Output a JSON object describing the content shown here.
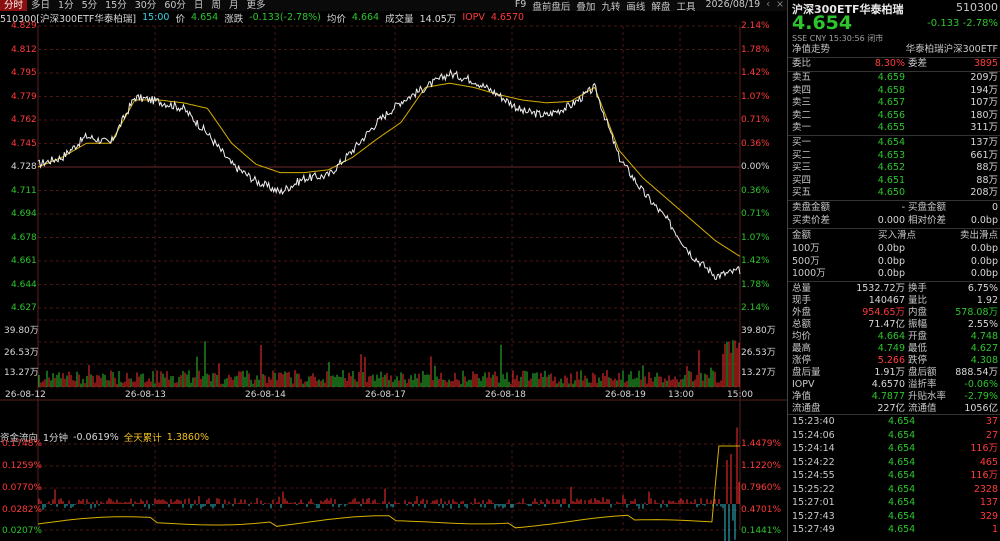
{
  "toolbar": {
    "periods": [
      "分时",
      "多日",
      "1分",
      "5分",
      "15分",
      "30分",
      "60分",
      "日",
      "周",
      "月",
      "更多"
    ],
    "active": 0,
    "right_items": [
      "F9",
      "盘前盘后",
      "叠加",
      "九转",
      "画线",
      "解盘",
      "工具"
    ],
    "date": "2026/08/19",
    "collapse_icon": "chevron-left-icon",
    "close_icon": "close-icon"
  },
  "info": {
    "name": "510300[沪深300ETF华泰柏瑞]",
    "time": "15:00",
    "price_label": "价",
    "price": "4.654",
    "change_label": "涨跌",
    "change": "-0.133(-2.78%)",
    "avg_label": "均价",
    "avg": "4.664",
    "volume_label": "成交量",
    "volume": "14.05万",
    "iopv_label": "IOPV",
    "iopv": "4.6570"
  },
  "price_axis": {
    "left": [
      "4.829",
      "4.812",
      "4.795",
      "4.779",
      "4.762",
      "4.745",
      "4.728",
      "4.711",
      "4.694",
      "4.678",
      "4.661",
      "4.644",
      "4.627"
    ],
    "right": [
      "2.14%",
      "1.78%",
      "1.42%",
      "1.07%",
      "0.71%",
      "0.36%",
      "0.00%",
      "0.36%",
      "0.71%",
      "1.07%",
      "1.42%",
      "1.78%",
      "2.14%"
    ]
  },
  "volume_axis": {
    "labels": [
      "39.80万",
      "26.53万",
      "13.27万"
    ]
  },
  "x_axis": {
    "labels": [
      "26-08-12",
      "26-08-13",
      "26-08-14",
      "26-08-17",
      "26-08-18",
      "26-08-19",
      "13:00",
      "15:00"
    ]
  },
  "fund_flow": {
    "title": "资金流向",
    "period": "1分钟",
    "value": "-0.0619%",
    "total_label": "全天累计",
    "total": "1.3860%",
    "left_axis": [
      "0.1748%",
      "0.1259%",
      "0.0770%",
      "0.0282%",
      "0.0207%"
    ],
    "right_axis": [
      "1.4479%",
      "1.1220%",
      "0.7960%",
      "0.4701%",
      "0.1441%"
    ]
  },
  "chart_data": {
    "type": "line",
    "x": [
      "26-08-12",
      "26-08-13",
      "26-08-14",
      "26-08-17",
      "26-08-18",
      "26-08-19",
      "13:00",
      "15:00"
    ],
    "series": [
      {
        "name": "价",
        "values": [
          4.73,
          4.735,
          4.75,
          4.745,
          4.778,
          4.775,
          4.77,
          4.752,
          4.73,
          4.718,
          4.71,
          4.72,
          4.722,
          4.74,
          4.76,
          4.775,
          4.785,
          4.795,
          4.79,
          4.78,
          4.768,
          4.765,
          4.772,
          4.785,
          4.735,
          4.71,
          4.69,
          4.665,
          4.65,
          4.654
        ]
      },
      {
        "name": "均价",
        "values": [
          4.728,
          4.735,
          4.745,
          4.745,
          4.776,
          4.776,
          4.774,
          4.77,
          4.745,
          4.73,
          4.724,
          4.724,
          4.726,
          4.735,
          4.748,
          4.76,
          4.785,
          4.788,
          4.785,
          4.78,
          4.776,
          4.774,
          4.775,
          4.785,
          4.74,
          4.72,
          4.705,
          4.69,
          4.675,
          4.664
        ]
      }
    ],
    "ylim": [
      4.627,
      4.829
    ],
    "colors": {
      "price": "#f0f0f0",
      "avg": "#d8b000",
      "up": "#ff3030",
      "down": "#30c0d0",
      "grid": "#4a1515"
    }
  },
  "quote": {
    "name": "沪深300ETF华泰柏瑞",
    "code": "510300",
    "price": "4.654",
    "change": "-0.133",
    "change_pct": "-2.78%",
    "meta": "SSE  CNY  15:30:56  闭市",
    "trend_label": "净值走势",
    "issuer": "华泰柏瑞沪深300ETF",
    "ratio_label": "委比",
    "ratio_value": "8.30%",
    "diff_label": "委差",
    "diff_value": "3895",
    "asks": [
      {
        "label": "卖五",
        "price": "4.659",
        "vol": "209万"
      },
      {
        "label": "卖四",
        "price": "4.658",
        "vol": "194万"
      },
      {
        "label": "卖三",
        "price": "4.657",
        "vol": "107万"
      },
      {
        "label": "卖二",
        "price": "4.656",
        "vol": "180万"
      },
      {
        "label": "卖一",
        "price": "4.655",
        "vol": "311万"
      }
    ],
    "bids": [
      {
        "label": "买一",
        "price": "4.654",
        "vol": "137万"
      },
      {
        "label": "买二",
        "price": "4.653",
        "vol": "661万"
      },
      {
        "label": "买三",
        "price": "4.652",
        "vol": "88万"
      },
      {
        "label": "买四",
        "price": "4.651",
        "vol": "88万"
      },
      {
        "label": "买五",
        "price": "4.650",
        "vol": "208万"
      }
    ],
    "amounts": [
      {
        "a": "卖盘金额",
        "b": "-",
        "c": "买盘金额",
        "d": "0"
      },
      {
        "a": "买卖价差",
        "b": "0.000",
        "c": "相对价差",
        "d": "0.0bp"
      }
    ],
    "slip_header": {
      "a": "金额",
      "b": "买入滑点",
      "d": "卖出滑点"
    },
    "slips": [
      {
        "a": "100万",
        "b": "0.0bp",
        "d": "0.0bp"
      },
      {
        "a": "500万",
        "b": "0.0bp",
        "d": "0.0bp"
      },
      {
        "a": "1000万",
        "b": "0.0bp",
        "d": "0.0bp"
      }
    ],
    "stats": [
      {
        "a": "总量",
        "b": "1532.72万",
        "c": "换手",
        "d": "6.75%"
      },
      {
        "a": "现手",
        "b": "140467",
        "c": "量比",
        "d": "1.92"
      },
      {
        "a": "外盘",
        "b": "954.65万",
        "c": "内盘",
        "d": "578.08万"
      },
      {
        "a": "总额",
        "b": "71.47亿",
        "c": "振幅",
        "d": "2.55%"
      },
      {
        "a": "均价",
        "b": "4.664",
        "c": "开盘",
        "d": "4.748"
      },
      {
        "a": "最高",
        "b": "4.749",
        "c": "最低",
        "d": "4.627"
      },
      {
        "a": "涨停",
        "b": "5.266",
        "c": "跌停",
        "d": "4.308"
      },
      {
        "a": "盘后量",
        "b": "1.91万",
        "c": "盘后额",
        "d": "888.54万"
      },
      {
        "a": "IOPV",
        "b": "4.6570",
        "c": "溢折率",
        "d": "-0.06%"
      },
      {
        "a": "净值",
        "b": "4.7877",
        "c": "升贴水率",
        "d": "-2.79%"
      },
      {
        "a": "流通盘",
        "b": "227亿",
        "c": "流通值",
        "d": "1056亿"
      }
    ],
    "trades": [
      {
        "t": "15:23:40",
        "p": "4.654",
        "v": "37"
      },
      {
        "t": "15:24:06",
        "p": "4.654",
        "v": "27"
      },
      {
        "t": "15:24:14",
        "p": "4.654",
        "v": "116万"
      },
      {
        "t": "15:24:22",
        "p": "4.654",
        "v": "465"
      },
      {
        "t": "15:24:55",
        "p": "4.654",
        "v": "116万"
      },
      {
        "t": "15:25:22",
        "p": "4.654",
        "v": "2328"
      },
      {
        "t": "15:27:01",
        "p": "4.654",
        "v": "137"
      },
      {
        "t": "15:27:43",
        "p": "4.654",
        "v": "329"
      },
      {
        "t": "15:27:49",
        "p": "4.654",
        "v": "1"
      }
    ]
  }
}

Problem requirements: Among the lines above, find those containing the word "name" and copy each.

Written response:
    "name": "510300[沪深300ETF华泰柏瑞]",
        "name": "价",
        "name": "均价",
    "name": "沪深300ETF华泰柏瑞",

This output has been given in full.